Imagine the following conversation between a finance academic and his or her supervisor during an annual performance review:
Academic: So, do you think I am ready for a promotion? Supervisor: Well, I see that your teaching is very good, service is excellent, but…. Academic: But? Supervisor: You haven’t got the numbers yet? Academic: Numbers? Supervisor: Yes, the required number of papers! Academic: How many? Supervisor: Oh, just a few more.
The supervisor is not necessarily a bad person, but is merely following the rules. Or should we say, applying the rules.
The rules say a certain number of academic papers is necessary for promotions. But, herein lies a dilemma – there is really no certainty about that number.
There are rarely any written policies at universities on how many papers are required for promotions, so the goal posts can keep moving.
More interestingly, if you are able to churn papers but have average or poor teaching record and little service to the university and community, you could become a professor very quickly. “Professor of what?”, you may ask. For many academics it seems, it doesn’t really matter.
Welcome to the world of publish or perish. And be careful, the “rules” may be literally applied. After all, we’ve got to keep the pot boiling!
What to publish?
So, if you are a finance academic, what kind of articles should you be publishing?
You’ve got to write about markets, asset pricing, risk management, and so on. More importantly, you have to make some predictions. How will markets perform? How can we manage the risks of investing?

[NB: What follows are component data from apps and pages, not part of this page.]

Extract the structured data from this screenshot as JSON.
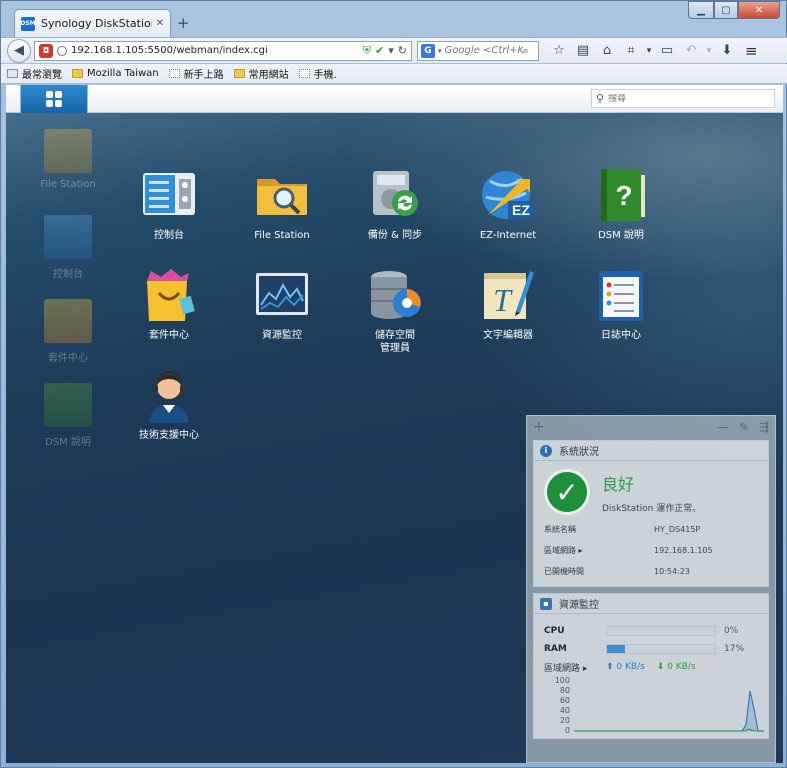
{
  "browser": {
    "tab_title": "Synology DiskStation - H...",
    "tab_favicon_text": "DSM",
    "new_tab_label": "+",
    "url": "192.168.1.105:5500/webman/index.cgi",
    "search_placeholder": "Google <Ctrl+K>",
    "search_engine": "G",
    "bookmarks": [
      "最常瀏覽",
      "Mozilla Taiwan",
      "新手上路",
      "常用網站",
      "手機."
    ]
  },
  "dsm": {
    "search_placeholder": "搜尋",
    "desktop_shortcuts": [
      "File Station",
      "控制台",
      "套件中心",
      "DSM 說明"
    ],
    "apps": [
      "控制台",
      "File Station",
      "備份 & 同步",
      "EZ-Internet",
      "DSM 說明",
      "套件中心",
      "資源監控",
      "儲存空間\n管理員",
      "文字編輯器",
      "日誌中心",
      "技術支援中心"
    ],
    "widget": {
      "system_status": {
        "title": "系統狀況",
        "status": "良好",
        "status_detail": "DiskStation 運作正常。",
        "server_name_label": "系統名稱",
        "server_name": "HY_DS415P",
        "lan_label": "區域網路 ▸",
        "lan_ip": "192.168.1.105",
        "uptime_label": "已開機時間",
        "uptime": "10:54:23"
      },
      "resource_monitor": {
        "title": "資源監控",
        "cpu_label": "CPU",
        "cpu_value": "0%",
        "cpu_fraction": 0.0,
        "ram_label": "RAM",
        "ram_value": "17%",
        "ram_fraction": 0.17,
        "lan_label": "區域網路 ▸",
        "upload": "0 KB/s",
        "download": "0 KB/s",
        "chart_ticks": [
          "100",
          "80",
          "60",
          "40",
          "20",
          "0"
        ]
      }
    }
  }
}
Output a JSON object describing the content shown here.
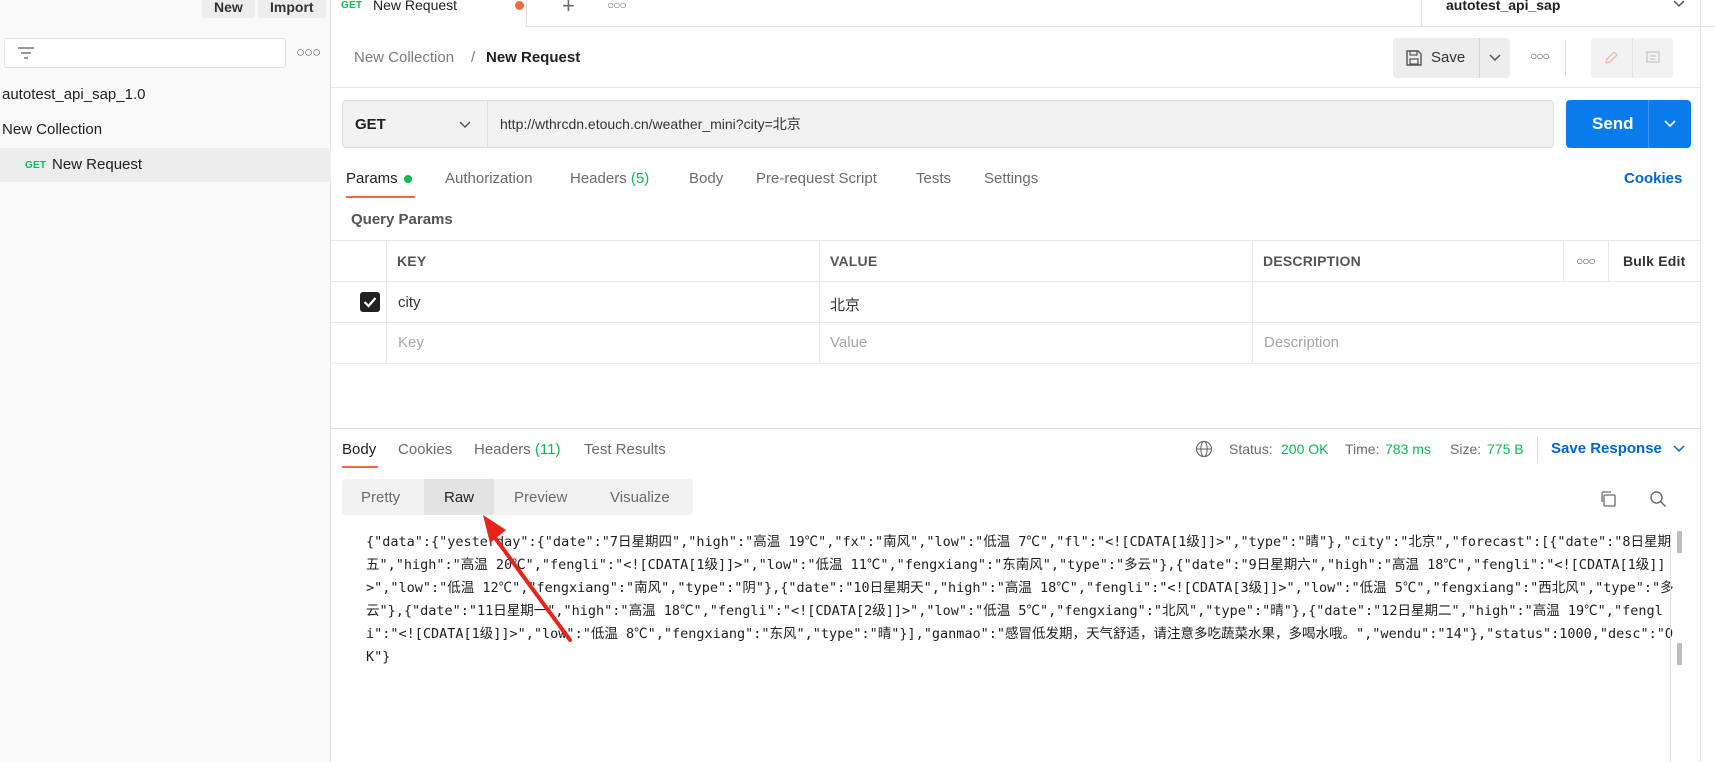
{
  "sidebar": {
    "new_label": "New",
    "import_label": "Import",
    "filter_placeholder": "",
    "workspace": "autotest_api_sap_1.0",
    "collection": "New Collection",
    "request_method": "GET",
    "request_name": "New Request"
  },
  "tabbar": {
    "tab_method": "GET",
    "tab_name": "New Request",
    "environment": "autotest_api_sap"
  },
  "breadcrumb": {
    "collection": "New Collection",
    "separator": "/",
    "request": "New Request",
    "save_label": "Save"
  },
  "request": {
    "method": "GET",
    "url": "http://wthrcdn.etouch.cn/weather_mini?city=北京",
    "send_label": "Send"
  },
  "req_tabs": {
    "params": "Params",
    "authorization": "Authorization",
    "headers": "Headers",
    "headers_count": "(5)",
    "body": "Body",
    "prerequest": "Pre-request Script",
    "tests": "Tests",
    "settings": "Settings",
    "cookies": "Cookies"
  },
  "params": {
    "title": "Query Params",
    "col_key": "KEY",
    "col_value": "VALUE",
    "col_description": "DESCRIPTION",
    "bulk_edit": "Bulk Edit",
    "row_key": "city",
    "row_value": "北京",
    "key_placeholder": "Key",
    "value_placeholder": "Value",
    "description_placeholder": "Description"
  },
  "response": {
    "tab_body": "Body",
    "tab_cookies": "Cookies",
    "tab_headers": "Headers",
    "headers_count": "(11)",
    "tab_test_results": "Test Results",
    "status_label": "Status:",
    "status_value": "200 OK",
    "time_label": "Time:",
    "time_value": "783 ms",
    "size_label": "Size:",
    "size_value": "775 B",
    "save_response": "Save Response",
    "views": {
      "pretty": "Pretty",
      "raw": "Raw",
      "preview": "Preview",
      "visualize": "Visualize"
    },
    "raw_body": "{\"data\":{\"yesterday\":{\"date\":\"7日星期四\",\"high\":\"高温 19℃\",\"fx\":\"南风\",\"low\":\"低温 7℃\",\"fl\":\"<![CDATA[1级]]>\",\"type\":\"晴\"},\"city\":\"北京\",\"forecast\":[{\"date\":\"8日星期五\",\"high\":\"高温 20℃\",\"fengli\":\"<![CDATA[1级]]>\",\"low\":\"低温 11℃\",\"fengxiang\":\"东南风\",\"type\":\"多云\"},{\"date\":\"9日星期六\",\"high\":\"高温 18℃\",\"fengli\":\"<![CDATA[1级]]>\",\"low\":\"低温 12℃\",\"fengxiang\":\"南风\",\"type\":\"阴\"},{\"date\":\"10日星期天\",\"high\":\"高温 18℃\",\"fengli\":\"<![CDATA[3级]]>\",\"low\":\"低温 5℃\",\"fengxiang\":\"西北风\",\"type\":\"多云\"},{\"date\":\"11日星期一\",\"high\":\"高温 18℃\",\"fengli\":\"<![CDATA[2级]]>\",\"low\":\"低温 5℃\",\"fengxiang\":\"北风\",\"type\":\"晴\"},{\"date\":\"12日星期二\",\"high\":\"高温 19℃\",\"fengli\":\"<![CDATA[1级]]>\",\"low\":\"低温 8℃\",\"fengxiang\":\"东风\",\"type\":\"晴\"}],\"ganmao\":\"感冒低发期，天气舒适，请注意多吃蔬菜水果，多喝水哦。\",\"wendu\":\"14\"},\"status\":1000,\"desc\":\"OK\"}"
  },
  "colors": {
    "accent_orange": "#f26b3a",
    "send_blue": "#097bed",
    "link_blue": "#0265d2",
    "status_green": "#0cbb52",
    "annotation_red": "#e8231b"
  }
}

It is fine if your predictions, findings, propositions have not been tested or have been proved to be wrong. You can just keep publishing, and keep making more predictions and propositions.
The journals will publish them anyway. After all, how would they survive without a constant flow of articles?
The most important question here is: how does a finance academic’s research benefit society? If only the quantity of research is seen as important, than it does not matter at all.
Moreover, your research may not even benefit you – it will be useless if you can’t even apply your research to your own teaching.
So, dear finance colleagues, don’t worry about the practical value of your research.
Getting the numbers
Here are some practical tips on boosting your research output:
Do not delve too much into one area. You might learn a little that markets are not really efficient and gain some respectability and authority in the area, but the numbers will be very slow in coming. Your colleagues will leave you behind.
Join your colleagues in whatever project they are working on. It does not necessarily have to be in your area or something that interests you. It’ll be worth the effort you will get another published piece.
Even better, get your name associated to a project without any real input. It is OK even if you are fifth in line on the author list.
And, do not worry about the practical usefulness of the theories, models and of your research to society. There’s no time to be ethical.
Teaching by numbers
Our obsession with numbers extends beyond just research output. Take the case of a class attendance. On one hand, universities are increasing their online presence.
A colleague remarked the other day that these days you can complete a university program from your bedroom. It sounds a bit like Internet banking.
On the other hand, we want as many students as possible to attend lectures. Even if the lecture is on a Friday at 8pm, we’re hungry for the numbers.
The student failure rate is also important. You can’t have everybody passing, so you need to fail some to satisfy a pre-determined percentage.
Likewise, the distribution of grades is important. You can’t award too many high distinctions, or else you might get the numbers wrong.
And let’s not forget about meetings. What happens in a meeting or afterwards is less important than, you guessed it, how many people attended.
Then you can go around telling others about attendance, which is of course the most important agenda item.
Social functions are the same. Who turned up, who did not, is a key question. Take the annual Christmas party, for instance. No, you can’t decide not to socialise. You have to attend, even if you hate it.
You also have to attend the odd research seminar, but it’s ok if you don’t say a word and don’t know anything about the presentation.
Again the relevance of the seminar is immaterial. What is more important is who asked the questions, how many questions were asked, who understands econometrics better, how many attended.
But there are some questions you should not ask, including what is the relevance of the research for society or the business world? What are implications for the future.
If you attend the seminars, meetings and so on, you make a claim in your performance review – that you are a good corporate citizen.
You can say that you have attended four staff meetings, two graduation ceremonies, one Christmas party, and six research seminars. If you don’t attend these and your paper numbers are not up to scratch, then you could be in trouble.
The moral of the story is: show your face, talk to a few people, and make sure they notice you.
Padding out the figures
When you do produce a research paper in finance, make sure it has lots of equations, models, even, lots of tables and diagrams.
Don’t worry that Paul Krugman, the famous US economist, said that equations and diagrams should be no more than just scaffolding used to construct an intellectual edifice. Removing all these leaves only plain English behind.
Also, the more the references the better. Cite anybody who who has done similar work.
And a tip on referencing: no need to read the literature that is to be included in your list – just get the list from another paper.
Just get the numbers, keep the pot boiling and publish or perish!